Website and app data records

------------------------------------

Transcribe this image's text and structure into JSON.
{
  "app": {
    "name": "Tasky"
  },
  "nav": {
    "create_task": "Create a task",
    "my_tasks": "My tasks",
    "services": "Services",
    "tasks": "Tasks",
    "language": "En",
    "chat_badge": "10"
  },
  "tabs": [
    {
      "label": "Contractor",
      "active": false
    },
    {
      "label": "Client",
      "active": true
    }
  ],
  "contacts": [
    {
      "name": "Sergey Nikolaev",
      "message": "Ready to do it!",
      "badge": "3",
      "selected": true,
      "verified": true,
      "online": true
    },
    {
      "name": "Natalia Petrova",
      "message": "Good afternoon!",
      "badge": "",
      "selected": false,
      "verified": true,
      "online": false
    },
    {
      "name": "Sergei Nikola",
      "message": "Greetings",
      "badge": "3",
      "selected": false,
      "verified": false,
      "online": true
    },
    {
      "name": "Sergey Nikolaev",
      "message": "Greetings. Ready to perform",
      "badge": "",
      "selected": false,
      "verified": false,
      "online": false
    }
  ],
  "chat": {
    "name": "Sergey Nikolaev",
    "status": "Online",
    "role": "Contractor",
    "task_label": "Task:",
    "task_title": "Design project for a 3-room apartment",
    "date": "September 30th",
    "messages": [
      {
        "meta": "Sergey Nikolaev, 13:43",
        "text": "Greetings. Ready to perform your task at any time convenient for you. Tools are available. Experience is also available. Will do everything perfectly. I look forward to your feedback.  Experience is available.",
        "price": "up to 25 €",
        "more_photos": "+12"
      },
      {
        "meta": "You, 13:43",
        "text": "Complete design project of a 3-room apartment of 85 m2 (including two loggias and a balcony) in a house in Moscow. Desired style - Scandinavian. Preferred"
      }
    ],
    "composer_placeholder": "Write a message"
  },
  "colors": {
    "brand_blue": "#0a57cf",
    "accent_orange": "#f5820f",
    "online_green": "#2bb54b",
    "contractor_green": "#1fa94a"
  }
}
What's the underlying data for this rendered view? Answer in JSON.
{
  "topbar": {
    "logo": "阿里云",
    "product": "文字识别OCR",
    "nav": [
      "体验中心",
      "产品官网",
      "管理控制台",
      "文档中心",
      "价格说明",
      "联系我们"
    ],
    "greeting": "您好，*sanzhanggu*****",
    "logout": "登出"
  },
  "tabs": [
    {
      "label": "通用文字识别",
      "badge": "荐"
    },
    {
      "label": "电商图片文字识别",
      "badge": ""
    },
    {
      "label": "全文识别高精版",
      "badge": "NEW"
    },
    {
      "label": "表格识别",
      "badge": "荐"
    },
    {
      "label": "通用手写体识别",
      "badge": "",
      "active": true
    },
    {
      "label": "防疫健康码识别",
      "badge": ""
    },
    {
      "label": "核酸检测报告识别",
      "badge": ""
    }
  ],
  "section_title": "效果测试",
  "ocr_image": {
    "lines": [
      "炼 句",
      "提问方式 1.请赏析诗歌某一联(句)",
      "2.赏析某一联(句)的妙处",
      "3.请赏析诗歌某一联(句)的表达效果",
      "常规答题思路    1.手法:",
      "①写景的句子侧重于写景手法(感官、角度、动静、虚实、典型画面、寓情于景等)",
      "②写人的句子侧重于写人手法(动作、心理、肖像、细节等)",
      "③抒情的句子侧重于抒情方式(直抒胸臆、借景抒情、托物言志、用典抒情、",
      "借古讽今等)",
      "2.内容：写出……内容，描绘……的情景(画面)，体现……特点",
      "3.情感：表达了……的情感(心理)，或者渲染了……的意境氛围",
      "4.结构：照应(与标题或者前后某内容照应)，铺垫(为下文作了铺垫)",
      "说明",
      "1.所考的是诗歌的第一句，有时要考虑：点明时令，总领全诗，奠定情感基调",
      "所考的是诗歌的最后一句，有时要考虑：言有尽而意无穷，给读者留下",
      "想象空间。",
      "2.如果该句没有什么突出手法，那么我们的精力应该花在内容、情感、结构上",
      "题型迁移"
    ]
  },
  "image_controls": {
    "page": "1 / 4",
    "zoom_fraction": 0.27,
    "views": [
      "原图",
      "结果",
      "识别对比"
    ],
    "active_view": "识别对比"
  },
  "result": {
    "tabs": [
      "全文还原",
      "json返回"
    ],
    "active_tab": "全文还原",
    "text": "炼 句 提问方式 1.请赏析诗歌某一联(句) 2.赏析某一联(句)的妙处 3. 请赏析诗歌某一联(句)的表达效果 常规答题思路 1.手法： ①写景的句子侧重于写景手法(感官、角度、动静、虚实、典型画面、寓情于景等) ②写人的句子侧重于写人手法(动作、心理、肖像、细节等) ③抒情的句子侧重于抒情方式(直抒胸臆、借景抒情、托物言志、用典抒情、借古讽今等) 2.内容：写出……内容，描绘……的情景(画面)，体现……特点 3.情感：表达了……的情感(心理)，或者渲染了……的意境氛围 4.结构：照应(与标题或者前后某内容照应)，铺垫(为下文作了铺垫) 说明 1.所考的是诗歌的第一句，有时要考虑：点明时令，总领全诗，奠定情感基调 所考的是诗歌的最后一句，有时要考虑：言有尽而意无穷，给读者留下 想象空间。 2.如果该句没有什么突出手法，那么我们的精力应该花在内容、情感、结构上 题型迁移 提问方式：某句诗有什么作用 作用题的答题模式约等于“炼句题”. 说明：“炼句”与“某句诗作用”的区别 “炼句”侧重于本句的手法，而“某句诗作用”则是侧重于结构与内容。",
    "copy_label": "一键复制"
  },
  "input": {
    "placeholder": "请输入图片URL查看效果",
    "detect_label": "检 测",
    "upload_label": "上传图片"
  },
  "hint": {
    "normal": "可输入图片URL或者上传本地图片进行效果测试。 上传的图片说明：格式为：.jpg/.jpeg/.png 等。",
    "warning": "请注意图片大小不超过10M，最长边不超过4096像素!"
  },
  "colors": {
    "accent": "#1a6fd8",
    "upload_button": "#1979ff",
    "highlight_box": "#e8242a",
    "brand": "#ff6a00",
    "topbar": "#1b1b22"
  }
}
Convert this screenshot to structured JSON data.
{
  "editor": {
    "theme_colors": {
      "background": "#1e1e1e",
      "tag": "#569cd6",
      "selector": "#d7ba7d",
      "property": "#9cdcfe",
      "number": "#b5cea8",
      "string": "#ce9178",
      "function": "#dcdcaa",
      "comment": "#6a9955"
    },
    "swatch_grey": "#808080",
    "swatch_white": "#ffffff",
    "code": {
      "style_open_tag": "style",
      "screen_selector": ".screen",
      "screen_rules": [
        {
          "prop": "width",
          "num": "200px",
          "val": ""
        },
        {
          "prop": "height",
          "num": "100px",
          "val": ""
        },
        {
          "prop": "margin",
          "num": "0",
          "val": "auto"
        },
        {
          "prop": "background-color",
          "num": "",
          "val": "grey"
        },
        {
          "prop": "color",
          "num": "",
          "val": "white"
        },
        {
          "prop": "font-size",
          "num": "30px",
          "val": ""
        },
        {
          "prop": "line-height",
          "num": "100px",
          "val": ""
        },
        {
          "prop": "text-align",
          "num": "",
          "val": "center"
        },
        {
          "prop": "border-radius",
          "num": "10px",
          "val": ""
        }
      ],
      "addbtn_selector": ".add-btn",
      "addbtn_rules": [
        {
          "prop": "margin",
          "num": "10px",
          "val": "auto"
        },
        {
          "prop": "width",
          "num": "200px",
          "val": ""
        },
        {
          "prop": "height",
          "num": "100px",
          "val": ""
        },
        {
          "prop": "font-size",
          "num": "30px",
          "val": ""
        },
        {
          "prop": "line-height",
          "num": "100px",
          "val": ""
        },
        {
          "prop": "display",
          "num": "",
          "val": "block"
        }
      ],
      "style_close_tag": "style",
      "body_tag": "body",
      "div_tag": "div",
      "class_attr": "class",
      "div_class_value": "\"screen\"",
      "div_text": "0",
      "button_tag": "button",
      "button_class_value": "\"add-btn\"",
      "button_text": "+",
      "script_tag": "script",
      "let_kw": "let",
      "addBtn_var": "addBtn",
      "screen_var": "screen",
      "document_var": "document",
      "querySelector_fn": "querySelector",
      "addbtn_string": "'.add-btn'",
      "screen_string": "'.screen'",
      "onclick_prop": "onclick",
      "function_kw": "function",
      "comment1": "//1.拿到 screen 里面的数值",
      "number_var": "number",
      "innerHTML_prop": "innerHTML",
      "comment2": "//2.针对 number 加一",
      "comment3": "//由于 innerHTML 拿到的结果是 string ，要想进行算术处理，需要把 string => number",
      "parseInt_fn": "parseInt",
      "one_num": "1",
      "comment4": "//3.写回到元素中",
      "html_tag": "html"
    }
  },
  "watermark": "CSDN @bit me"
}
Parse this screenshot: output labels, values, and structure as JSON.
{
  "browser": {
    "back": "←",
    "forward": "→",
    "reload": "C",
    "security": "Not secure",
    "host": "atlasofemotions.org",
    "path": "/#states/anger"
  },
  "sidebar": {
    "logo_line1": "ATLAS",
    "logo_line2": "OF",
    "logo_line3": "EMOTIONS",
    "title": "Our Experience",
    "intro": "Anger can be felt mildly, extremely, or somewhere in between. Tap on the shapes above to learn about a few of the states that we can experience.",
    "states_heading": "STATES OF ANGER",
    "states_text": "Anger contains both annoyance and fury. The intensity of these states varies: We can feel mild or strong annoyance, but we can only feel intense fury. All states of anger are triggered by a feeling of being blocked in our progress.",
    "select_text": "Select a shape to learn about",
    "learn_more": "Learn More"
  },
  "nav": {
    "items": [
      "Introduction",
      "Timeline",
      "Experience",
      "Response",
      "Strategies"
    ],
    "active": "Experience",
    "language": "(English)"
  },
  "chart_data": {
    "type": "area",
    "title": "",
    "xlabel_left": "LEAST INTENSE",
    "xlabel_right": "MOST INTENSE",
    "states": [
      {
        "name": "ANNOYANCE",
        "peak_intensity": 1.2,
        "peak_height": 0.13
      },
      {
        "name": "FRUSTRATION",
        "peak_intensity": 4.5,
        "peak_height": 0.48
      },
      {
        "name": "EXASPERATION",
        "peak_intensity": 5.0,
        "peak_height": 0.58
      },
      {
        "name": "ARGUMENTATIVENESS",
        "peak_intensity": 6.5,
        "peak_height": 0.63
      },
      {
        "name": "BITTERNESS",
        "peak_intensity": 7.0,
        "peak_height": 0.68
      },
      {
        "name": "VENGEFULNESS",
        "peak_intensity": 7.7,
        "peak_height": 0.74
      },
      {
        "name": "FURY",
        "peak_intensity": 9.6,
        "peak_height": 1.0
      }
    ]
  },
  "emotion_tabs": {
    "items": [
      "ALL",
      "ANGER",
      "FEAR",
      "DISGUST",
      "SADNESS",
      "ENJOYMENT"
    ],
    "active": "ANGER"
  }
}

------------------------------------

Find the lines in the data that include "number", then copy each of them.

      "number": "#b5cea8",
      "number_var": "number",
      "comment2": "//2.针对 number 加一",
      "comment3": "//由于 innerHTML 拿到的结果是 string ，要想进行算术处理，需要把 string => number",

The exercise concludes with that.